ITAR stands for International Traffic in Arms Regulations. The ITAR regulations govern the information and material pertaining to defense and military related technologies. These governed technologies are on a specific list called the U.S. Munitions List. The intent is that these governed items of information are only shared with U.S. persons unless authorized by the U.S. Department of State. ITAR does not apply to information that is in the public domain, such as items commonly taught in school, general science, marketing and math. ITAR is administered by the U.S. Department of State.
Why are we discussing this on a security blog? In the work I do, which relies heavily upon both security and compliance, customers often ask if the company I work for is “ITAR Certified” or “ITAR Compliant.” Much of what is contained here is a response that I provide them, but I also felt that it was worthwhile to post a little bit about a requirement that few Information Security professionals come across.
Lets answer the customer question first, are we “ITAR Certified” or “ITAR Compliant.” Those are two different things and frankly, only one is close to accurate.

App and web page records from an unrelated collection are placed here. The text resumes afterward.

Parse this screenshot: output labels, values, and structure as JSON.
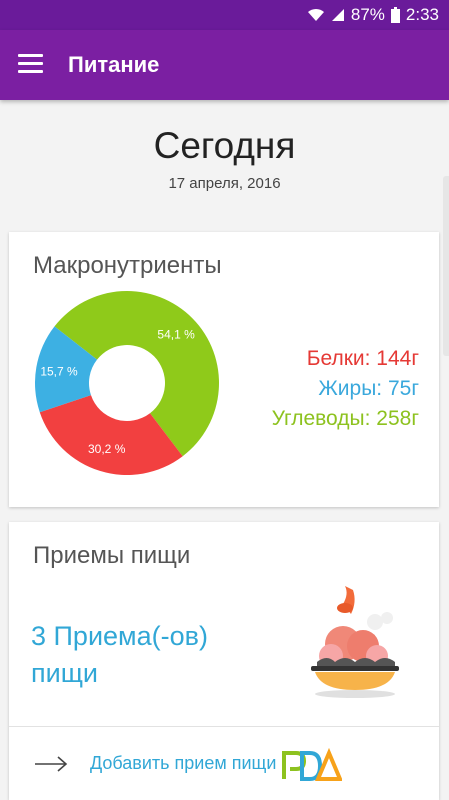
{
  "status_bar": {
    "battery_percent": "87%",
    "time": "2:33",
    "icons": [
      "wifi-icon",
      "signal-icon",
      "battery-icon"
    ]
  },
  "app_bar": {
    "title": "Питание",
    "menu_icon": "hamburger-menu-icon"
  },
  "date": {
    "title": "Сегодня",
    "subtitle": "17 апреля, 2016"
  },
  "macros": {
    "title": "Макронутриенты",
    "legend": {
      "protein": "Белки: 144г",
      "fat": "Жиры: 75г",
      "carbs": "Углеводы: 258г"
    },
    "colors": {
      "protein": "#f24040",
      "fat": "#3db0e3",
      "carbs": "#8fca1a"
    }
  },
  "chart_data": {
    "type": "pie",
    "categories": [
      "Углеводы",
      "Белки",
      "Жиры"
    ],
    "values": [
      54.1,
      30.2,
      15.7
    ],
    "labels": [
      "54,1 %",
      "30,2 %",
      "15,7 %"
    ]
  },
  "meals": {
    "title": "Приемы пищи",
    "count_text": "3 Приема(-ов) пищи",
    "illustration_icon": "meal-bowl-icon",
    "add_label": "Добавить прием пищи",
    "add_icon": "arrow-right-icon",
    "logo_icon": "logo-icon"
  },
  "theme": {
    "primary": "#7b1fa2",
    "primary_dark": "#6a1b9a",
    "accent": "#31a7d6"
  }
}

There is no such thing as “ITAR certification” though the term is thrown around .